Your goal:
Copy every line from the records below that carries the word "FAVORITES".
------------------------------
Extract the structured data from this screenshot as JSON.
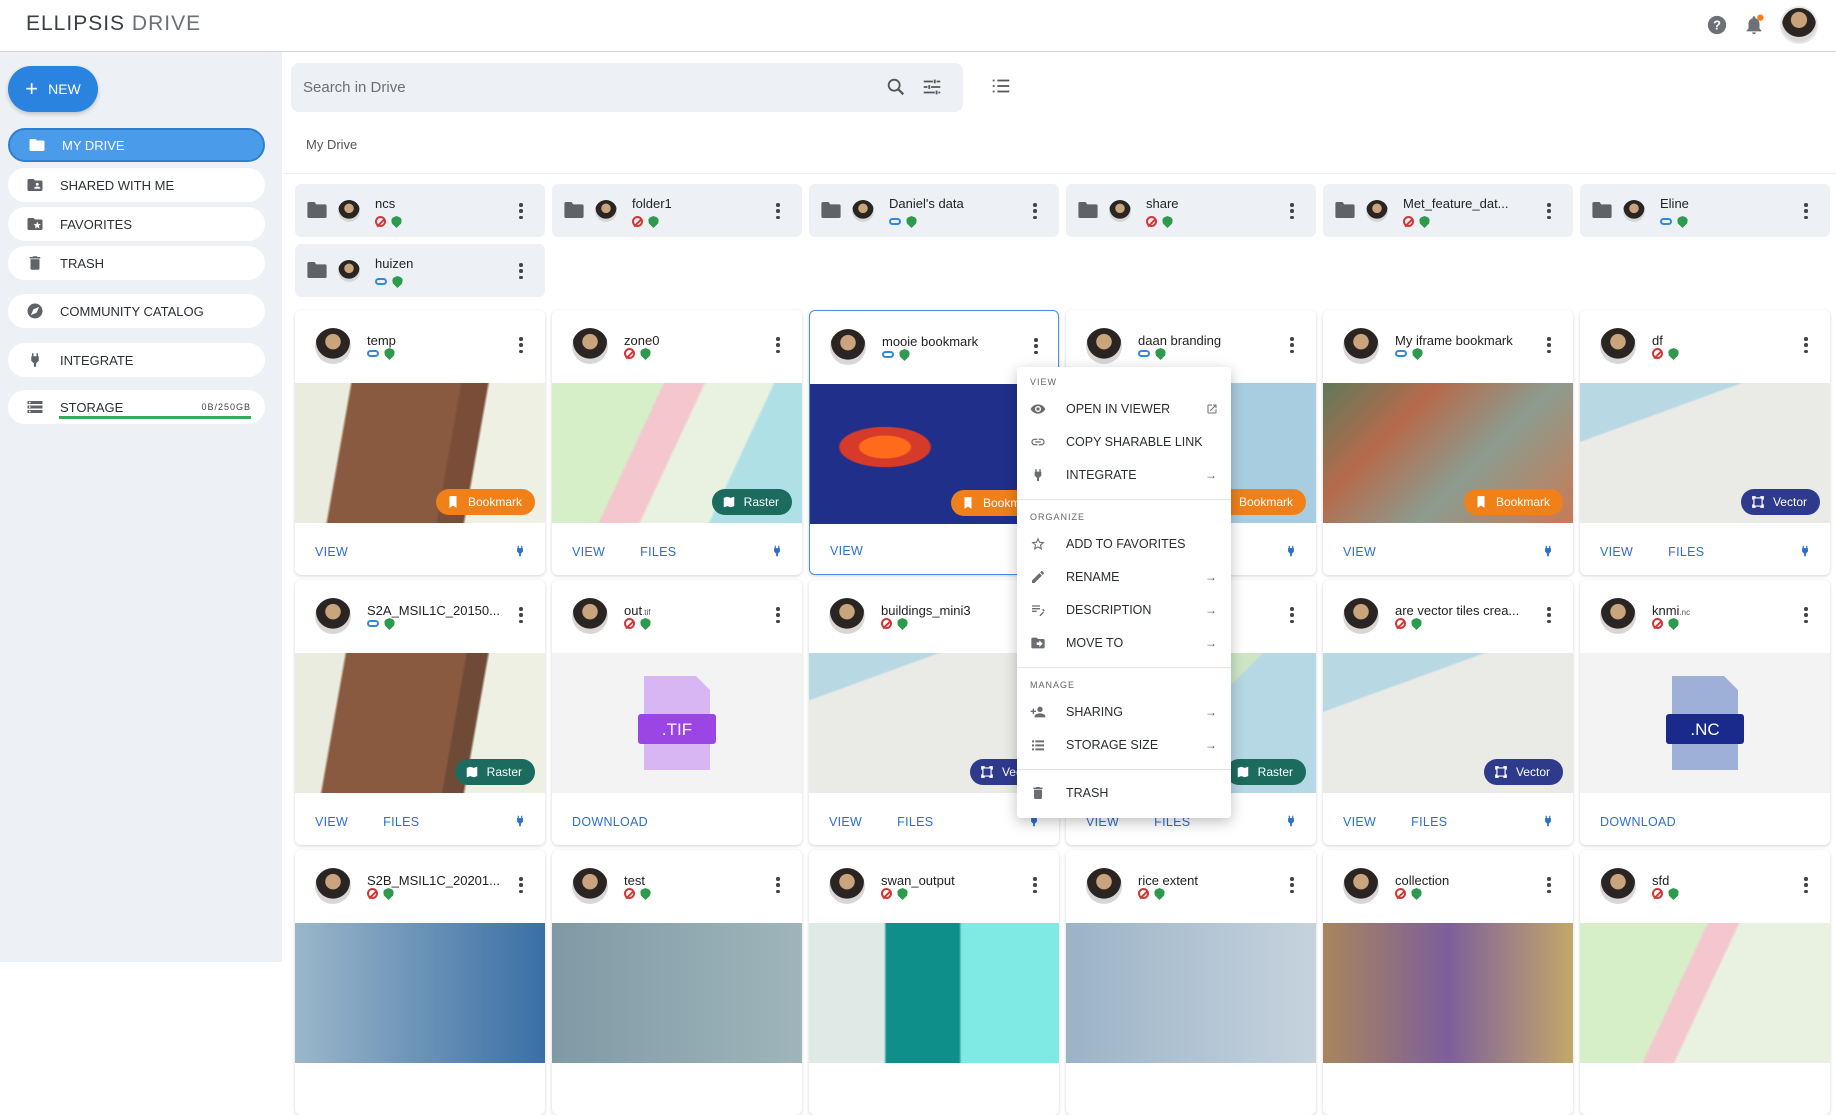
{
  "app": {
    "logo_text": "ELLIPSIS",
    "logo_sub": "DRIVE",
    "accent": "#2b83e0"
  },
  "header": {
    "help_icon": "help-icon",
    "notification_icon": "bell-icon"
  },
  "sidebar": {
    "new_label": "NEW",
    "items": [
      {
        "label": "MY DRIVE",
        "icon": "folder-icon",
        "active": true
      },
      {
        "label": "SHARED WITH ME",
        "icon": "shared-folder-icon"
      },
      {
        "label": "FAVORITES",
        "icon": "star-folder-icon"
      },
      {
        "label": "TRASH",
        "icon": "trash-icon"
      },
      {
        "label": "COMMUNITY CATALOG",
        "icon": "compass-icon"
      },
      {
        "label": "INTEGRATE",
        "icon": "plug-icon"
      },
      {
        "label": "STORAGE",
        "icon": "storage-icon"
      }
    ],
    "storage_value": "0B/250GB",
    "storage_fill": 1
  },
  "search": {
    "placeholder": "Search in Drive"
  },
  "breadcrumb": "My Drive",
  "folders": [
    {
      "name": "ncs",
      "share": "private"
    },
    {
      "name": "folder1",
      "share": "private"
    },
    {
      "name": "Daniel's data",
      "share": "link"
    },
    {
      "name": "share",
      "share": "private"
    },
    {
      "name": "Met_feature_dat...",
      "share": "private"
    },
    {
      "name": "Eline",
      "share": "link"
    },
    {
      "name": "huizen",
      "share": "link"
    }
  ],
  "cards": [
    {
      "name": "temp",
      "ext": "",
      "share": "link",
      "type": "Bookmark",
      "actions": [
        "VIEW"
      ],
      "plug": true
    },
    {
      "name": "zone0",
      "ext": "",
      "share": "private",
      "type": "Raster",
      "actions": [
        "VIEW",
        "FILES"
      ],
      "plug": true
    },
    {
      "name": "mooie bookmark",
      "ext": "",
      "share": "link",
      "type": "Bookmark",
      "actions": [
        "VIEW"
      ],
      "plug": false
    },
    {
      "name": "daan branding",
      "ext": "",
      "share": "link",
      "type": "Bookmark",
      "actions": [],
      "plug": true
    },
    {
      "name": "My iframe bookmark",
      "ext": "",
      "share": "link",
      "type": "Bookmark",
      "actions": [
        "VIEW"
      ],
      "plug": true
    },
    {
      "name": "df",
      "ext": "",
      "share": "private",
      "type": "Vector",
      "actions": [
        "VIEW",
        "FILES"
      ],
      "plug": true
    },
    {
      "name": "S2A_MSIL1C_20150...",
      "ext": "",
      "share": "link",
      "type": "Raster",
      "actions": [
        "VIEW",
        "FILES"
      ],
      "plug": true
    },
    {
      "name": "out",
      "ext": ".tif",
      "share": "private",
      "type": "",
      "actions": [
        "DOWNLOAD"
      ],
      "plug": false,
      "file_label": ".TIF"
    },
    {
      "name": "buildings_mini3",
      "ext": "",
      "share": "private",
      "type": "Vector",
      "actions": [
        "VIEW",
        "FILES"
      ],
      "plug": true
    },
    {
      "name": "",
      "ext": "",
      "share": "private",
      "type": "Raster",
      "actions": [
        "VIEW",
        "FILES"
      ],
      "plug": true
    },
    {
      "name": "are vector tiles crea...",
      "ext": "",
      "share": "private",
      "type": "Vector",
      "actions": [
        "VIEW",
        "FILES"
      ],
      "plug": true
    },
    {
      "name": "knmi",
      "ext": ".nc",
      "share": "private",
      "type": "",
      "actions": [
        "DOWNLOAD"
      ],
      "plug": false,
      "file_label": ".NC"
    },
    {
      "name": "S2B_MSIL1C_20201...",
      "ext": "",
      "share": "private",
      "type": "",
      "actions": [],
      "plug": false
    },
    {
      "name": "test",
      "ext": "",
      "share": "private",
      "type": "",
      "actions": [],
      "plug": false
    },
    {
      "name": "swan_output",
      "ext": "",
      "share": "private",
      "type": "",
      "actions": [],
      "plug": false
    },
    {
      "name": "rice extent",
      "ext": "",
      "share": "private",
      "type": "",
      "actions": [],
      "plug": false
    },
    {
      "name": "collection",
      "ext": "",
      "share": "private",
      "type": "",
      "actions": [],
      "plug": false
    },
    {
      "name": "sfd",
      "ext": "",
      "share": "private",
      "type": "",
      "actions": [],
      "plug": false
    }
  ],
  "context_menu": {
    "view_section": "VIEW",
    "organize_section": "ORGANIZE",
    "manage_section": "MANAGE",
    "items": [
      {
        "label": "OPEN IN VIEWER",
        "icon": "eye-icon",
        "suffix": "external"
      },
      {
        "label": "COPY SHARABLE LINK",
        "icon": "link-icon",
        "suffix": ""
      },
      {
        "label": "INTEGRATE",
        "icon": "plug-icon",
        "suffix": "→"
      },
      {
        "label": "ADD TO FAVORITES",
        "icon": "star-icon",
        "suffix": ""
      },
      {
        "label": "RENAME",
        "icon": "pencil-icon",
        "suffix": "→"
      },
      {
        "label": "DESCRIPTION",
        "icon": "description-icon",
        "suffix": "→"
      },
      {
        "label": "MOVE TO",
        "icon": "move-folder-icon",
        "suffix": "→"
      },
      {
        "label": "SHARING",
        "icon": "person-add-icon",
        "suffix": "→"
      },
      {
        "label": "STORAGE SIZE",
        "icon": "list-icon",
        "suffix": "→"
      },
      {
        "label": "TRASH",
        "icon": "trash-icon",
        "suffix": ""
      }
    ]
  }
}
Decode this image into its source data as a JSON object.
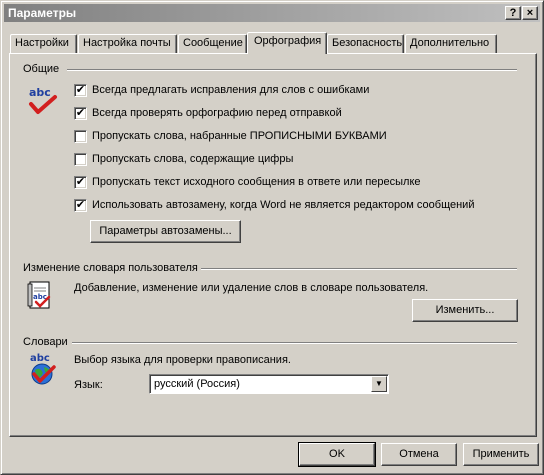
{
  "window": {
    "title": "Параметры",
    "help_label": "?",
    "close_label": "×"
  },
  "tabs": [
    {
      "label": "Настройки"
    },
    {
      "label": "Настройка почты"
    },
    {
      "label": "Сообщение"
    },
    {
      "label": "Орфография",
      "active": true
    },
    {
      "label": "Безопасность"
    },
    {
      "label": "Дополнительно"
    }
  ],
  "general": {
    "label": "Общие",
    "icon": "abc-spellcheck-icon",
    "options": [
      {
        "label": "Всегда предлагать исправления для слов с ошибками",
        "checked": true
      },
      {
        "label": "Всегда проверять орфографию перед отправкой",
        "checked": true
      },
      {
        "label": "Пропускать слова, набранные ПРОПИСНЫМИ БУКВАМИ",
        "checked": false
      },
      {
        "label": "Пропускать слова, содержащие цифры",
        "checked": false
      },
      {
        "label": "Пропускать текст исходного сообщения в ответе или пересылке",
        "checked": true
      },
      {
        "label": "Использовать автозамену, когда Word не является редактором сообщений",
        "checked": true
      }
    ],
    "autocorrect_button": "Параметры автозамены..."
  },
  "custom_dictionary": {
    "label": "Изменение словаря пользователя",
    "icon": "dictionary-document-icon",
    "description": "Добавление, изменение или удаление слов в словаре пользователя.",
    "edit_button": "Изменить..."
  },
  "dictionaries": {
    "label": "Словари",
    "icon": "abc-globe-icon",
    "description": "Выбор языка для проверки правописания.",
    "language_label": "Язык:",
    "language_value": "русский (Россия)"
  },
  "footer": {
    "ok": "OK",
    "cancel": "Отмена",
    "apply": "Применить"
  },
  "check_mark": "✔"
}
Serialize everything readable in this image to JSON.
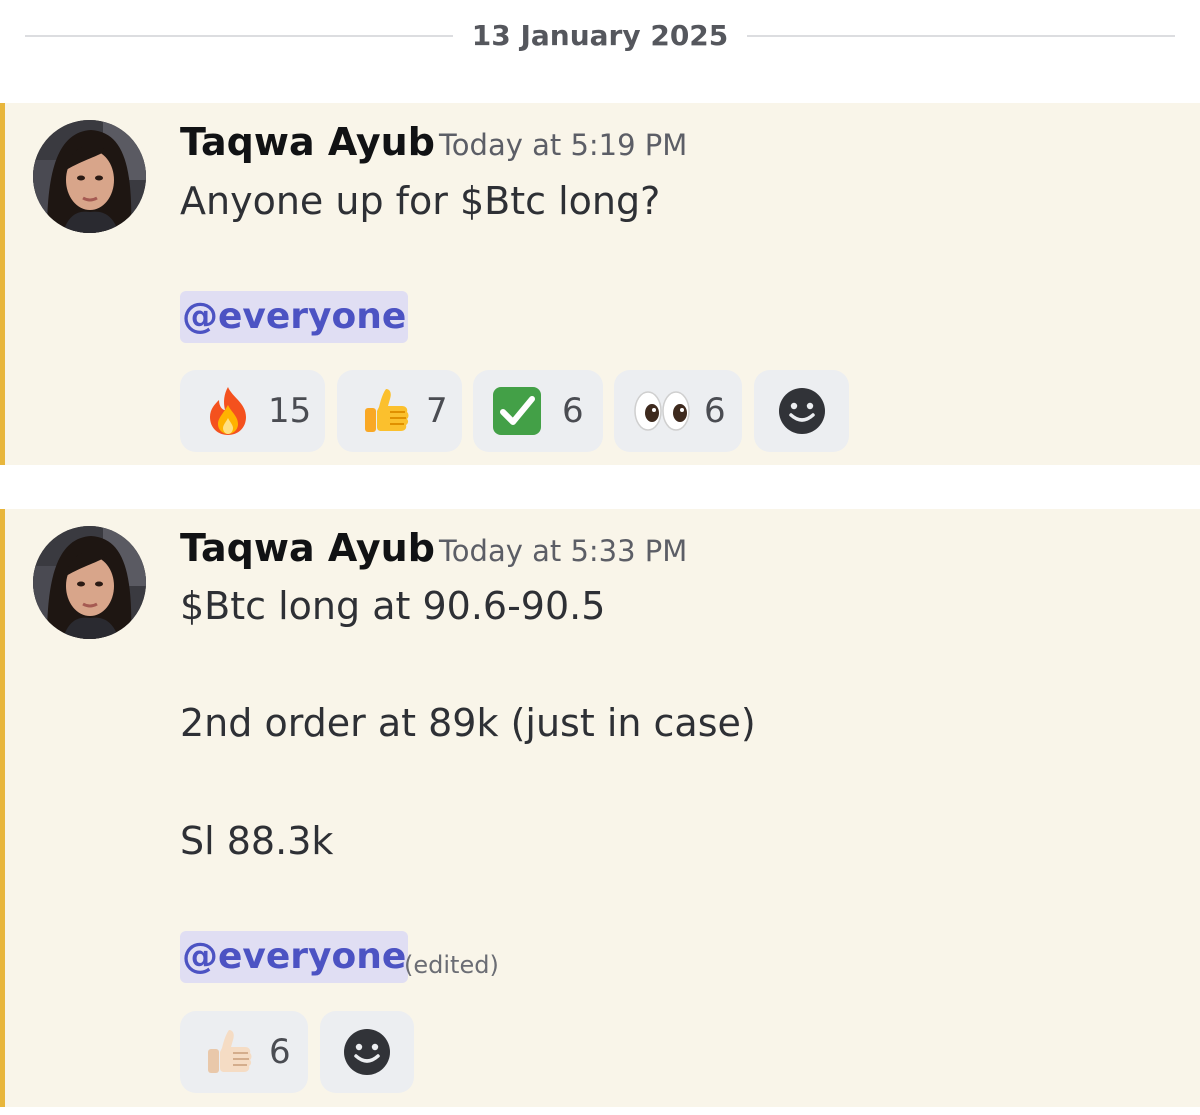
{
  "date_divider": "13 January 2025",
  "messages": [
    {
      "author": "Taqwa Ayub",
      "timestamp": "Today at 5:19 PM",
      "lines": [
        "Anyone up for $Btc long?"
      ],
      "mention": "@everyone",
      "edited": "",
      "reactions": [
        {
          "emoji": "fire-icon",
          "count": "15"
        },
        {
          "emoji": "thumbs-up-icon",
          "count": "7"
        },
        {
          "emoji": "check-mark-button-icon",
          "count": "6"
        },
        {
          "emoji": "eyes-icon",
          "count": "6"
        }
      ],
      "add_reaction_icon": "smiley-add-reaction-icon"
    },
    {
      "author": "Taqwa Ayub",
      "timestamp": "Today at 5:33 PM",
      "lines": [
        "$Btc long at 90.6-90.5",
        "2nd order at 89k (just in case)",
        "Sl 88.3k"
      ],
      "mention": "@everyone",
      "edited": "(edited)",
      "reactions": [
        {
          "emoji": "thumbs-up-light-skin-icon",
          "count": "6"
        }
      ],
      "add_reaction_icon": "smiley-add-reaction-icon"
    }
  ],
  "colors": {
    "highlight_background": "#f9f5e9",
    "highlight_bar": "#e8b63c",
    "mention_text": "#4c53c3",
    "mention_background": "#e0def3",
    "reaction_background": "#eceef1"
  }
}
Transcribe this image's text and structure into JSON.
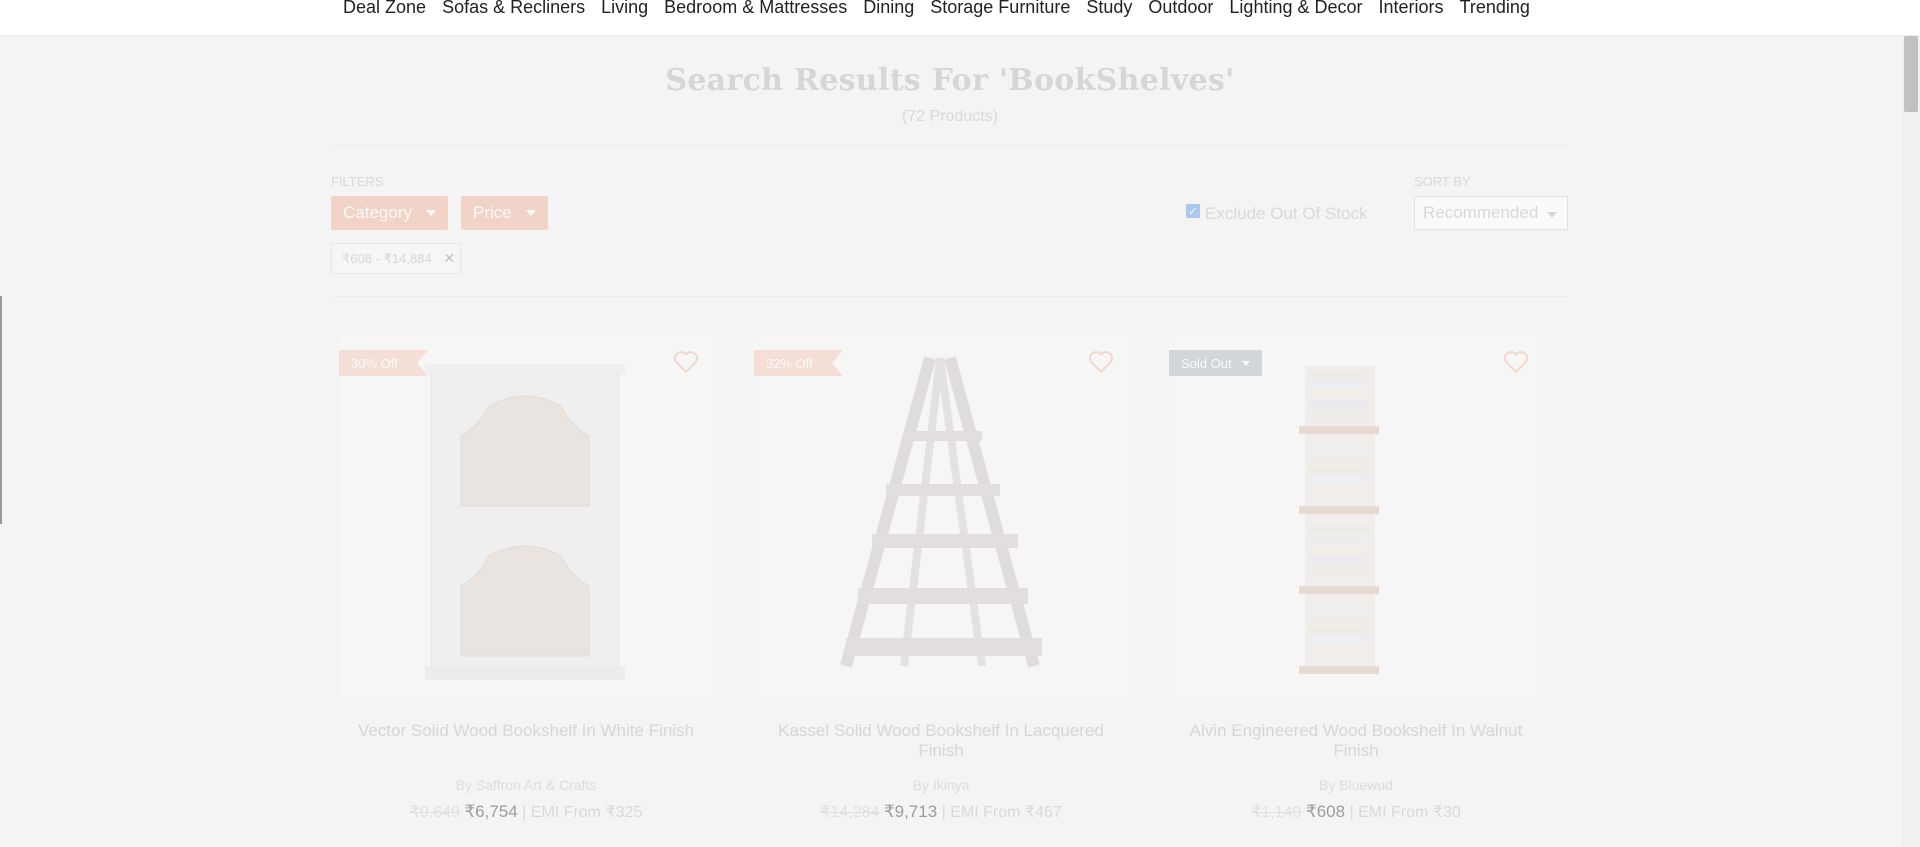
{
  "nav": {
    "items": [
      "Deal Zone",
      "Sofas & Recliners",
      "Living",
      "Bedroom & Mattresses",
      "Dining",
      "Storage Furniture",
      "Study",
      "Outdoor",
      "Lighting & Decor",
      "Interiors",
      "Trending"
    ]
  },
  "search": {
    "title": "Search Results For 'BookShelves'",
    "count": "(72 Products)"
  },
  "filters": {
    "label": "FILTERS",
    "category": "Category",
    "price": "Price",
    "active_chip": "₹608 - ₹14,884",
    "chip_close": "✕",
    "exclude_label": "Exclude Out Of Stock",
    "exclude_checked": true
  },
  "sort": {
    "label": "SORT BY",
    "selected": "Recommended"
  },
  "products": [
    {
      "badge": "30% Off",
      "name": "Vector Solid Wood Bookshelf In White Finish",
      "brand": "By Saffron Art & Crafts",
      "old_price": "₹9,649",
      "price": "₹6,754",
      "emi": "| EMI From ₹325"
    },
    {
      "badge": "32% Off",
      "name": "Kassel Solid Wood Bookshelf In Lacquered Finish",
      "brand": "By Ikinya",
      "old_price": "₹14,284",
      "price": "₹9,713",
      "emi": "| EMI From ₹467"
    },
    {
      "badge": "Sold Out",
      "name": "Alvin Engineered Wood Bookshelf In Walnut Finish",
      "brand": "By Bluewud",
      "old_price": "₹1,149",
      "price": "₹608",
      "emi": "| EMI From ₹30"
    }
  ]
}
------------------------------
Output for this exercise:
        "label": "FAVORITES",
        "label": "ADD TO FAVORITES",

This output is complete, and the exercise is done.